_REQUIREMENT_: Return every line from the records below that has the word "Level".

╔══

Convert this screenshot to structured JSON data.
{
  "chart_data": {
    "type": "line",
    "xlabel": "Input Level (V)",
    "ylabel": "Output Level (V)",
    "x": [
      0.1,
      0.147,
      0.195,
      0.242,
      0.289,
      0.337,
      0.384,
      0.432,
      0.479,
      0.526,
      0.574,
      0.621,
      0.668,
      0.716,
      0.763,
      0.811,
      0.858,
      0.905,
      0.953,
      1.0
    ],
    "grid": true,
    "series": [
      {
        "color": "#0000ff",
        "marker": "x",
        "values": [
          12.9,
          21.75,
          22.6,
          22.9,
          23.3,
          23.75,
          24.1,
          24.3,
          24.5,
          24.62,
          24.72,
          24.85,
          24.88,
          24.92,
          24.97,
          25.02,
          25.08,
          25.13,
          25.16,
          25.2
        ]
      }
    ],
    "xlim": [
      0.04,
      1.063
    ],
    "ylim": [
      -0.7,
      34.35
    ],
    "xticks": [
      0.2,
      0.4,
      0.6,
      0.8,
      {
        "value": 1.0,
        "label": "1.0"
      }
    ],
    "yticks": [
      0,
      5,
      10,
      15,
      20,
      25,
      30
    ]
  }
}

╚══

_WRITTEN RESPONSE_:
    "xlabel": "Input Level (V)",
    "ylabel": "Output Level (V)",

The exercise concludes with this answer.